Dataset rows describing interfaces
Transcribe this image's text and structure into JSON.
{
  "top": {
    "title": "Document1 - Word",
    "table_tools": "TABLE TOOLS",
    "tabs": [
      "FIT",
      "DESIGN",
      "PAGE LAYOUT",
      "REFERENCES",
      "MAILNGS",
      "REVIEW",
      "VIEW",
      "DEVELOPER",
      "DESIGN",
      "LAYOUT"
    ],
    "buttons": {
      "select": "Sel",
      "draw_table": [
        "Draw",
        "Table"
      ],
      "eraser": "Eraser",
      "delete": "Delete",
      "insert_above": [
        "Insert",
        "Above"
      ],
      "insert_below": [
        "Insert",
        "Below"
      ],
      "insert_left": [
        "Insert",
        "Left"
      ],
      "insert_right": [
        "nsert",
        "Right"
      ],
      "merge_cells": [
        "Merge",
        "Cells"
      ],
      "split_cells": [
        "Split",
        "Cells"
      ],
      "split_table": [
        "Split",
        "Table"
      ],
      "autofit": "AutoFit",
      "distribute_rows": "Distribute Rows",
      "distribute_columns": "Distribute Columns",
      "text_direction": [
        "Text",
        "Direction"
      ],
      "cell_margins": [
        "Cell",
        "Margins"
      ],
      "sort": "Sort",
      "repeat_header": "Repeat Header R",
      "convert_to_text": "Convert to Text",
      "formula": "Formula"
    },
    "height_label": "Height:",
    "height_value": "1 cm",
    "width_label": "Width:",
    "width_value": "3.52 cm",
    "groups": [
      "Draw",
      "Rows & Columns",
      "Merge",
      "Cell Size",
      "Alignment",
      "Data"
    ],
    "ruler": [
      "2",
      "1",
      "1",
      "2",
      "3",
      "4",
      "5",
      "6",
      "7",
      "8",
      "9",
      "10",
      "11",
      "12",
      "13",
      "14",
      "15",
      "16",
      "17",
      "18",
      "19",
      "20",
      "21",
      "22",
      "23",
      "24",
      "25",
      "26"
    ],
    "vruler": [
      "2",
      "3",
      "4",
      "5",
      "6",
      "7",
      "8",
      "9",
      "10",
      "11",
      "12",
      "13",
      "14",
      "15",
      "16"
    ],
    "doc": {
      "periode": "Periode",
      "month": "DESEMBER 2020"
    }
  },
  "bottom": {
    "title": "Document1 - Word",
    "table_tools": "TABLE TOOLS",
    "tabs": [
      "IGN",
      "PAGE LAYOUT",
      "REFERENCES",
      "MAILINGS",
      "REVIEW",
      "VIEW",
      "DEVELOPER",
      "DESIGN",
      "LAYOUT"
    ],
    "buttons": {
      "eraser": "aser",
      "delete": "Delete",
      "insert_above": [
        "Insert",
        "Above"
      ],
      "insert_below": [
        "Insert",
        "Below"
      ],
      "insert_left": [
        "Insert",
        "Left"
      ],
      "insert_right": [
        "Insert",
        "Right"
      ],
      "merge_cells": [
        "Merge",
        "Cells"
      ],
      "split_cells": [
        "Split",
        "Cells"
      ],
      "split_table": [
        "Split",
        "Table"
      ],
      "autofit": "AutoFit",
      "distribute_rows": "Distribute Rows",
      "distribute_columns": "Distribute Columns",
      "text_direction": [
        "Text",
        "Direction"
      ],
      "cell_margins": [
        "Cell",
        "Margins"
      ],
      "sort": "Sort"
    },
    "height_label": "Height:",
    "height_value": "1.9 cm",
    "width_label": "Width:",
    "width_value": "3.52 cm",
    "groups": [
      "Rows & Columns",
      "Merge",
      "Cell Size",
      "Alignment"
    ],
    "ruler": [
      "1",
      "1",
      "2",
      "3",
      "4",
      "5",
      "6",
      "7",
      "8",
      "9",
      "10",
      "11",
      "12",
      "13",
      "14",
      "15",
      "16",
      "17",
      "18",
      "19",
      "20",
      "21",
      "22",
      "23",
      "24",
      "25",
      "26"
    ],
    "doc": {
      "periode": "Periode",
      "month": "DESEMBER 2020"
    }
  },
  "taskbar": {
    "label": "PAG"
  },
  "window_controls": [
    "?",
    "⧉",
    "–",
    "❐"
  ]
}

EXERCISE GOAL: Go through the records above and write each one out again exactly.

RESPONSE TO THIS TASK:
Transcribe this image's text and structure into JSON.
{
  "top": {
    "title": "Document1 - Word",
    "table_tools": "TABLE TOOLS",
    "tabs": [
      "FIT",
      "DESIGN",
      "PAGE LAYOUT",
      "REFERENCES",
      "MAILNGS",
      "REVIEW",
      "VIEW",
      "DEVELOPER",
      "DESIGN",
      "LAYOUT"
    ],
    "buttons": {
      "select": "Sel",
      "draw_table": [
        "Draw",
        "Table"
      ],
      "eraser": "Eraser",
      "delete": "Delete",
      "insert_above": [
        "Insert",
        "Above"
      ],
      "insert_below": [
        "Insert",
        "Below"
      ],
      "insert_left": [
        "Insert",
        "Left"
      ],
      "insert_right": [
        "nsert",
        "Right"
      ],
      "merge_cells": [
        "Merge",
        "Cells"
      ],
      "split_cells": [
        "Split",
        "Cells"
      ],
      "split_table": [
        "Split",
        "Table"
      ],
      "autofit": "AutoFit",
      "distribute_rows": "Distribute Rows",
      "distribute_columns": "Distribute Columns",
      "text_direction": [
        "Text",
        "Direction"
      ],
      "cell_margins": [
        "Cell",
        "Margins"
      ],
      "sort": "Sort",
      "repeat_header": "Repeat Header R",
      "convert_to_text": "Convert to Text",
      "formula": "Formula"
    },
    "height_label": "Height:",
    "height_value": "1 cm",
    "width_label": "Width:",
    "width_value": "3.52 cm",
    "groups": [
      "Draw",
      "Rows & Columns",
      "Merge",
      "Cell Size",
      "Alignment",
      "Data"
    ],
    "ruler": [
      "2",
      "1",
      "1",
      "2",
      "3",
      "4",
      "5",
      "6",
      "7",
      "8",
      "9",
      "10",
      "11",
      "12",
      "13",
      "14",
      "15",
      "16",
      "17",
      "18",
      "19",
      "20",
      "21",
      "22",
      "23",
      "24",
      "25",
      "26"
    ],
    "vruler": [
      "2",
      "3",
      "4",
      "5",
      "6",
      "7",
      "8",
      "9",
      "10",
      "11",
      "12",
      "13",
      "14",
      "15",
      "16"
    ],
    "doc": {
      "periode": "Periode",
      "month": "DESEMBER 2020"
    }
  },
  "bottom": {
    "title": "Document1 - Word",
    "table_tools": "TABLE TOOLS",
    "tabs": [
      "IGN",
      "PAGE LAYOUT",
      "REFERENCES",
      "MAILINGS",
      "REVIEW",
      "VIEW",
      "DEVELOPER",
      "DESIGN",
      "LAYOUT"
    ],
    "buttons": {
      "eraser": "aser",
      "delete": "Delete",
      "insert_above": [
        "Insert",
        "Above"
      ],
      "insert_below": [
        "Insert",
        "Below"
      ],
      "insert_left": [
        "Insert",
        "Left"
      ],
      "insert_right": [
        "Insert",
        "Right"
      ],
      "merge_cells": [
        "Merge",
        "Cells"
      ],
      "split_cells": [
        "Split",
        "Cells"
      ],
      "split_table": [
        "Split",
        "Table"
      ],
      "autofit": "AutoFit",
      "distribute_rows": "Distribute Rows",
      "distribute_columns": "Distribute Columns",
      "text_direction": [
        "Text",
        "Direction"
      ],
      "cell_margins": [
        "Cell",
        "Margins"
      ],
      "sort": "Sort"
    },
    "height_label": "Height:",
    "height_value": "1.9 cm",
    "width_label": "Width:",
    "width_value": "3.52 cm",
    "groups": [
      "Rows & Columns",
      "Merge",
      "Cell Size",
      "Alignment"
    ],
    "ruler": [
      "1",
      "1",
      "2",
      "3",
      "4",
      "5",
      "6",
      "7",
      "8",
      "9",
      "10",
      "11",
      "12",
      "13",
      "14",
      "15",
      "16",
      "17",
      "18",
      "19",
      "20",
      "21",
      "22",
      "23",
      "24",
      "25",
      "26"
    ],
    "doc": {
      "periode": "Periode",
      "month": "DESEMBER 2020"
    }
  },
  "taskbar": {
    "label": "PAG"
  },
  "window_controls": [
    "?",
    "⧉",
    "–",
    "❐"
  ]
}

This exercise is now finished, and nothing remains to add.